▸ INSTRUCTIONS FOR THE TASK:
Go through the data below and count every line that has the word "this". Return only the count.

== Segment start ==

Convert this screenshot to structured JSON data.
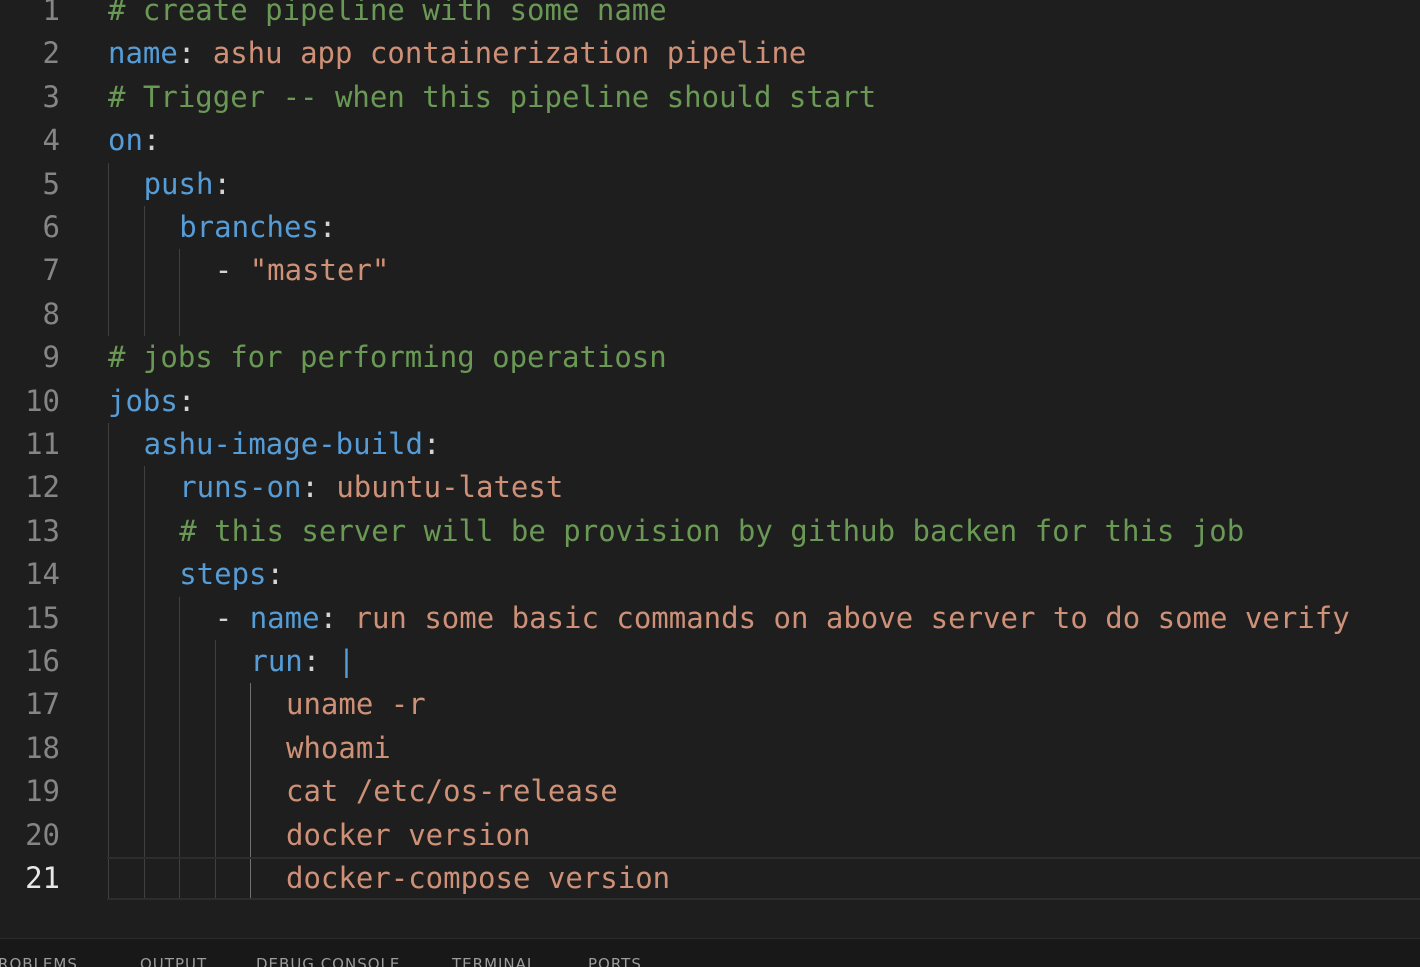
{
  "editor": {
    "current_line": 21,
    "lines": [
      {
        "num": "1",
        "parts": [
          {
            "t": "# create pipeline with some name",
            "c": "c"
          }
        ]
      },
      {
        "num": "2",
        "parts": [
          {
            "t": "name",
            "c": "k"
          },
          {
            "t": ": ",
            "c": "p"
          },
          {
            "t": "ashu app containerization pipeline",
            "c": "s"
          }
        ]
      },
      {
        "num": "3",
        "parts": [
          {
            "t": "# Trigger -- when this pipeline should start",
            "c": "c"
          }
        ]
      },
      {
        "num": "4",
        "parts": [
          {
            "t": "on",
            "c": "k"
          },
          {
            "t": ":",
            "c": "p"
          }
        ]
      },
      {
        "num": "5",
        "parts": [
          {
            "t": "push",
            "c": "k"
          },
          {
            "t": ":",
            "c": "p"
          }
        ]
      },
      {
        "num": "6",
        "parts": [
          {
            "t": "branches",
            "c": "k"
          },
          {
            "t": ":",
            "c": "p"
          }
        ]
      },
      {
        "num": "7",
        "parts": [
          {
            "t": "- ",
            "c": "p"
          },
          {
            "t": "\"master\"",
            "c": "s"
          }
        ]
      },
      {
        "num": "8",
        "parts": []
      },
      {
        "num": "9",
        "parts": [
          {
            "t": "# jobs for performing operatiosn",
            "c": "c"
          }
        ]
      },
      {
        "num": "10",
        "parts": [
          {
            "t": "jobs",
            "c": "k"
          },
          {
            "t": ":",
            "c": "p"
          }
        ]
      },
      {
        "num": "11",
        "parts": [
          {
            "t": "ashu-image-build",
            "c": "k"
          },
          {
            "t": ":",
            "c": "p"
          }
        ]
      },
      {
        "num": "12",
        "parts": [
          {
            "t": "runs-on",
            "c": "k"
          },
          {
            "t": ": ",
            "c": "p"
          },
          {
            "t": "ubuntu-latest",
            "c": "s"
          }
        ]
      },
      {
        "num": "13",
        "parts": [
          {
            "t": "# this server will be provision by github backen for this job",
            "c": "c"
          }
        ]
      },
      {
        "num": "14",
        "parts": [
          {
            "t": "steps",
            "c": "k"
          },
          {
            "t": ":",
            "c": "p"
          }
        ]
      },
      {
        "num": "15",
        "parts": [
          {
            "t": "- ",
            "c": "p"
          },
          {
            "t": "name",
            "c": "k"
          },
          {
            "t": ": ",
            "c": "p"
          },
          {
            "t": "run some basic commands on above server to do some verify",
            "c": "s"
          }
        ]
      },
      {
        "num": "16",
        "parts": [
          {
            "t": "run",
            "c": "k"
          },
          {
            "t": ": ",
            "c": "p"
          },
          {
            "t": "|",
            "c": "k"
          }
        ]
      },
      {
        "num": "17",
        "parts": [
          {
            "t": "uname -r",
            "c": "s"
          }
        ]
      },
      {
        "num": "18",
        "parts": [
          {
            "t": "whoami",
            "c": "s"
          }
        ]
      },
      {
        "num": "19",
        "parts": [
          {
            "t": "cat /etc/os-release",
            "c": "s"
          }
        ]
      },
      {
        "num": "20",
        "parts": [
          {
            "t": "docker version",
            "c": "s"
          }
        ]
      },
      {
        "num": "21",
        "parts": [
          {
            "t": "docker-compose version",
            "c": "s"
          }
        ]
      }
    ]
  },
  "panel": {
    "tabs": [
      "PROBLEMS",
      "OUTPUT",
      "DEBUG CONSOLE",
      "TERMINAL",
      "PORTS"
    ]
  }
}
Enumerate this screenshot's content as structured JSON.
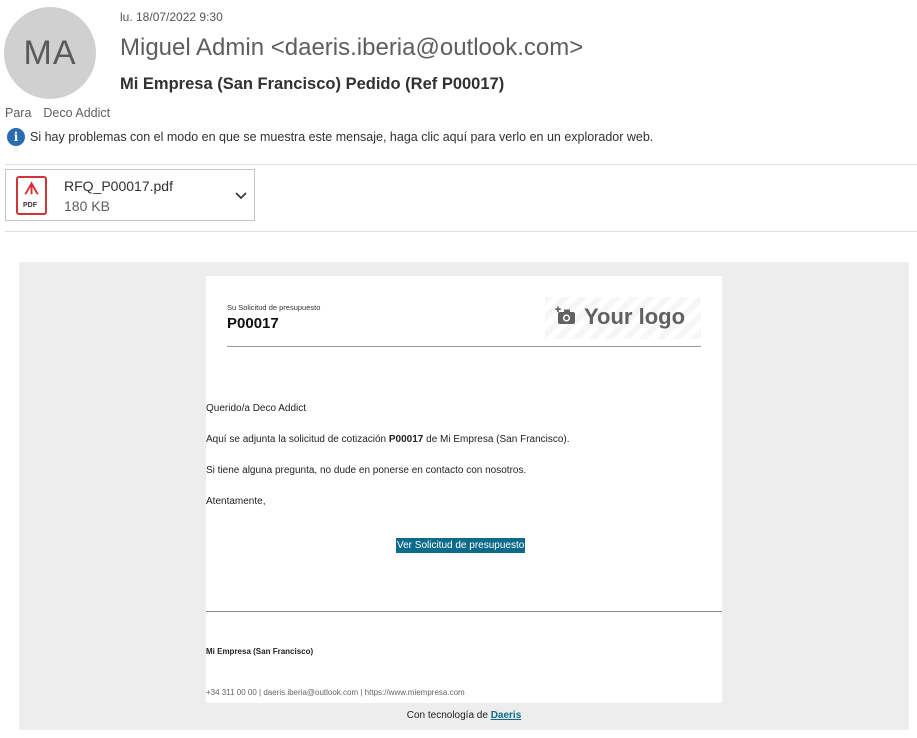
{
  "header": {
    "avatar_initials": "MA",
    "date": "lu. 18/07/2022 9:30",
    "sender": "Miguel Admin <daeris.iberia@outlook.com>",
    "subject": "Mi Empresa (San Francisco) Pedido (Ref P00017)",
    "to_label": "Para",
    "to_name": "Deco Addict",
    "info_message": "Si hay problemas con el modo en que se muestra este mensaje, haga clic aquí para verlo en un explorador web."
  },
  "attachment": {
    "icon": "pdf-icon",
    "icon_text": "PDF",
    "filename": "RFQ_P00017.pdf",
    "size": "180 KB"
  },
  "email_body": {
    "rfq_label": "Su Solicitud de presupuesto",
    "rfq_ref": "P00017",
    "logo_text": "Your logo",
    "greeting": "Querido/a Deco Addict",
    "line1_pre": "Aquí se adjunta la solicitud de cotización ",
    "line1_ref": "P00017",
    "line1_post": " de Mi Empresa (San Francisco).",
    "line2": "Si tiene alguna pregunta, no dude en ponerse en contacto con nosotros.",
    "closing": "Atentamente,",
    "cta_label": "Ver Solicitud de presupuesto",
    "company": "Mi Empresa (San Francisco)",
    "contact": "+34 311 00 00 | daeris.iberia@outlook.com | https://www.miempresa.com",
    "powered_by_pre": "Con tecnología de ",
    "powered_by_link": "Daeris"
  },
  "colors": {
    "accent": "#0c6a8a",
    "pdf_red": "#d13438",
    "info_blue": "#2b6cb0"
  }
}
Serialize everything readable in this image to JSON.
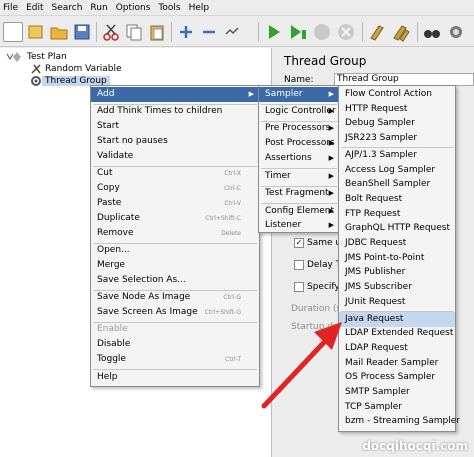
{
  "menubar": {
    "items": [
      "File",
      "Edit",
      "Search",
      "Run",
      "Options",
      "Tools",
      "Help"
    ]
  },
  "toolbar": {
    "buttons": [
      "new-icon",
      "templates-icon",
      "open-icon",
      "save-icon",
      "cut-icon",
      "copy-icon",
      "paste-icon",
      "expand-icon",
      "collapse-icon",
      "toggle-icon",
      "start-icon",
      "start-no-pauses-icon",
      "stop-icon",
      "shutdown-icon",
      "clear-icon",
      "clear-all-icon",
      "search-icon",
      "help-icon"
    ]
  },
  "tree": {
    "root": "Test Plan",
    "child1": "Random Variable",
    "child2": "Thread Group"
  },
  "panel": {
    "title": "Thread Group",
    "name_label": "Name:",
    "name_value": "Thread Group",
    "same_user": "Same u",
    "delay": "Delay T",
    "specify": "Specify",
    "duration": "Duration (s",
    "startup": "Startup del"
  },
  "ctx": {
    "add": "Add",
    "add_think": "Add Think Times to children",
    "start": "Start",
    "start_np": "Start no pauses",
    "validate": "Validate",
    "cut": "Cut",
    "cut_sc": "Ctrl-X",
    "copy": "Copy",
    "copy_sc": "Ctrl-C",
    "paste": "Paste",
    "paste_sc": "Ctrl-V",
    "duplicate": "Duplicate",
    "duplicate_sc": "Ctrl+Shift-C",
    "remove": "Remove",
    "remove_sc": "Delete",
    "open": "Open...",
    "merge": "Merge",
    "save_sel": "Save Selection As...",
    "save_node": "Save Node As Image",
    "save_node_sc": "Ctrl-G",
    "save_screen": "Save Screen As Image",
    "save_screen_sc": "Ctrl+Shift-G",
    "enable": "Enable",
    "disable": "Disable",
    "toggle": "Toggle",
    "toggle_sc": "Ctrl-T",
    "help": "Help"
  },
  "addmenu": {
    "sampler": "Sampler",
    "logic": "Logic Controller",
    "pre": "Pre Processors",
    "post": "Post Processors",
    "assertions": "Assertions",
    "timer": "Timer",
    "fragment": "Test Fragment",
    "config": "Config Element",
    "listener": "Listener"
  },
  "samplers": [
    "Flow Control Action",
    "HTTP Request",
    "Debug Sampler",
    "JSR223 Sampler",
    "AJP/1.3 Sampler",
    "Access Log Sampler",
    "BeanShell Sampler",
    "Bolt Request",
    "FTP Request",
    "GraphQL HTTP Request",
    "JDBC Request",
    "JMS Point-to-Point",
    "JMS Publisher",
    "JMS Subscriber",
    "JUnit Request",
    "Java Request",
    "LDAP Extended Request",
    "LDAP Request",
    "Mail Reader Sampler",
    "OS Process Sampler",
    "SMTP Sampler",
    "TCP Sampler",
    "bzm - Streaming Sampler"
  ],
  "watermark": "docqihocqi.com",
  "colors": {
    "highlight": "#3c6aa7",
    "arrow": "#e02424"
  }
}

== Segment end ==

▸ RESPONSE BELOW:
5